» What to work on
Please copy every line of the data in which the string "value" appears.

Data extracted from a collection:
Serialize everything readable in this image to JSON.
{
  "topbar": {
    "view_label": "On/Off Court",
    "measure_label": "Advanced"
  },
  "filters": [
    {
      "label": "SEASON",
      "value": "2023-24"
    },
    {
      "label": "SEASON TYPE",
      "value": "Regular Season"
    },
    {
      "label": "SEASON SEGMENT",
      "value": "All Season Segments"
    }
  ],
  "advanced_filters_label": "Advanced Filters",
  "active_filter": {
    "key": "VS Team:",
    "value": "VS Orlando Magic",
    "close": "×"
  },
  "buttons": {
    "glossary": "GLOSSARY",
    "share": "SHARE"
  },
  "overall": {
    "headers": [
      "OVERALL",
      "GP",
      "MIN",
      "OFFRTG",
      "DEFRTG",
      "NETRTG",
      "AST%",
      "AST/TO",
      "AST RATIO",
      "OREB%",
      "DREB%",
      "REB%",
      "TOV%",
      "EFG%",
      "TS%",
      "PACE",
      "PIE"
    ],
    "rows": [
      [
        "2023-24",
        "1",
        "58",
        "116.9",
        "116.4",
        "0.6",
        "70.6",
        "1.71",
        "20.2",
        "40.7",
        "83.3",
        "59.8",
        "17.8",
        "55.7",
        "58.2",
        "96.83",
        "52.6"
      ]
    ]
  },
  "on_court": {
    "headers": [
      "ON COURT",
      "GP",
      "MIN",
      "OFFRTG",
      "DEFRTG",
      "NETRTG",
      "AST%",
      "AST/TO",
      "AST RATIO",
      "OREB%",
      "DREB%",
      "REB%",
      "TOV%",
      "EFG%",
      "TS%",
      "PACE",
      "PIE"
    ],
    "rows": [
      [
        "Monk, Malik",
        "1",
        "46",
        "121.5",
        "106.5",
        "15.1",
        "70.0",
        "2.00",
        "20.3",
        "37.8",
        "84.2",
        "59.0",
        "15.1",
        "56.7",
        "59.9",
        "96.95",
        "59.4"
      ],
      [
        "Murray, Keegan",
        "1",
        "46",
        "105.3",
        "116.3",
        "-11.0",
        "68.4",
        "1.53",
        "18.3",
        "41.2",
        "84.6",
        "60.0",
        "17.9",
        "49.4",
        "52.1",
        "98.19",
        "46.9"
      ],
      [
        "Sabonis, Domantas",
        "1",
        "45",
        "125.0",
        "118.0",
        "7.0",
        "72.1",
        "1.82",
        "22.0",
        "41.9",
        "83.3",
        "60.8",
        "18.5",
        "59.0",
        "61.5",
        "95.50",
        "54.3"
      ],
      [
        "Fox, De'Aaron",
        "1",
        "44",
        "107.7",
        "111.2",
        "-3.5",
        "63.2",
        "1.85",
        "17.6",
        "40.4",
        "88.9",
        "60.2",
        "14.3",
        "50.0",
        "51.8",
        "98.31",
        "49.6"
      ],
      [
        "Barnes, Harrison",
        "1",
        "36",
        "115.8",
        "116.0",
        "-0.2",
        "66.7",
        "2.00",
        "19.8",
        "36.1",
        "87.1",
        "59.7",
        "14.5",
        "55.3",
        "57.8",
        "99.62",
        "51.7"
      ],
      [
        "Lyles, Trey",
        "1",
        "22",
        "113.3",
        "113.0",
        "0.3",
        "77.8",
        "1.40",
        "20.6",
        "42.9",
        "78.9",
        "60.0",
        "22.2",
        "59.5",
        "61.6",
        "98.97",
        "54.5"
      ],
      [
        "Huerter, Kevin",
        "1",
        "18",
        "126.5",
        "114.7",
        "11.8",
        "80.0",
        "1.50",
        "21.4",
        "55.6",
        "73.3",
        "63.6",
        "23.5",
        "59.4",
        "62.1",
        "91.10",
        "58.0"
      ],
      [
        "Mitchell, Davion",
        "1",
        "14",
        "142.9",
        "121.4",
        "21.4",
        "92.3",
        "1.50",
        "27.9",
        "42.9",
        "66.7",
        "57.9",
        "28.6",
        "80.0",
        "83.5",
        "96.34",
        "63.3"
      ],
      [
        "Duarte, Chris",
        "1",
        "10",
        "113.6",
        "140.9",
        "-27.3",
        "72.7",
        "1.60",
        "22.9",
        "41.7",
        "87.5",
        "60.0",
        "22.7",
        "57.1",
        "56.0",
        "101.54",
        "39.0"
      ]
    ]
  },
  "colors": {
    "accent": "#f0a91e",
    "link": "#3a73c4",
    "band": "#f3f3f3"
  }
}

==

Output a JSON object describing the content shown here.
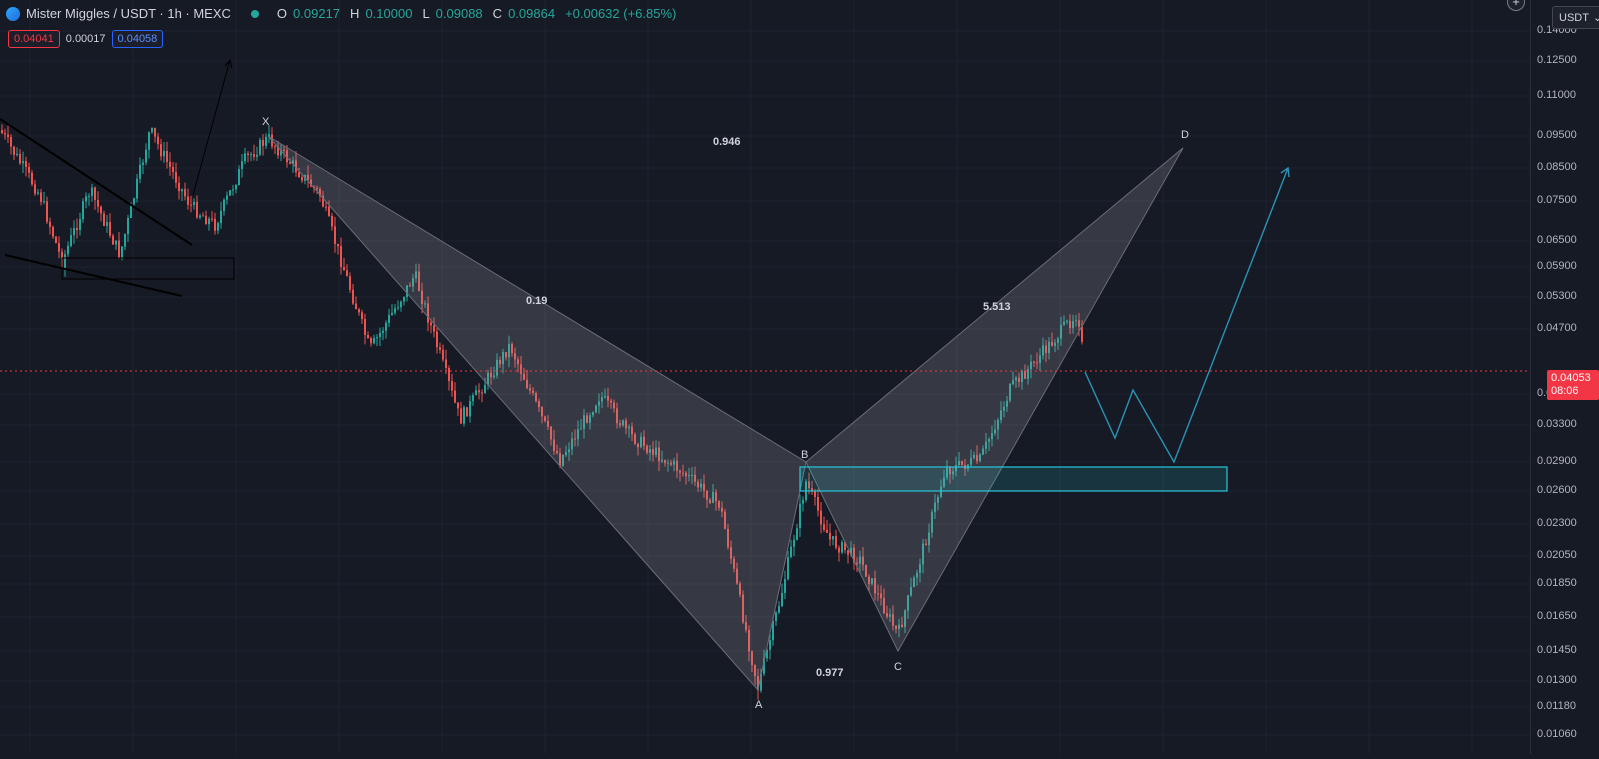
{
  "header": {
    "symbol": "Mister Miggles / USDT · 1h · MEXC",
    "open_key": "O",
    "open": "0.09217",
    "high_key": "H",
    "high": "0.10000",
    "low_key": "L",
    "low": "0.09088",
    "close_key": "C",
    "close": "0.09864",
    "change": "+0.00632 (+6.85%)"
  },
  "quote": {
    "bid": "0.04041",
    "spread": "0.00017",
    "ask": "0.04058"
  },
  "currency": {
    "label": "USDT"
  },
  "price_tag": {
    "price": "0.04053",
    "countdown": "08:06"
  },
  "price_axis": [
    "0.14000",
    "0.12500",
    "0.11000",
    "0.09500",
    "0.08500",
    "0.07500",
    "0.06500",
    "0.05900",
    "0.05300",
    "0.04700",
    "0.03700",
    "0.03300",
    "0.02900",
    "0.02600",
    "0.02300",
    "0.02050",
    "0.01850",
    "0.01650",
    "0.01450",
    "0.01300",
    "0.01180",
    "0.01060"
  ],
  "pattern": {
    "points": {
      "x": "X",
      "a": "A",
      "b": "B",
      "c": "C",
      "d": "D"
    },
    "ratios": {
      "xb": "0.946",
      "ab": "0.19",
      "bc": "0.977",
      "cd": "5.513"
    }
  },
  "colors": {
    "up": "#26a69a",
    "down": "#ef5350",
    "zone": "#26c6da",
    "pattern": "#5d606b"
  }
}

» Written reply
      "value": "2023-24"
      "value": "Regular Season"
      "value": "All Season Segments"
    "value": "VS Orlando Magic",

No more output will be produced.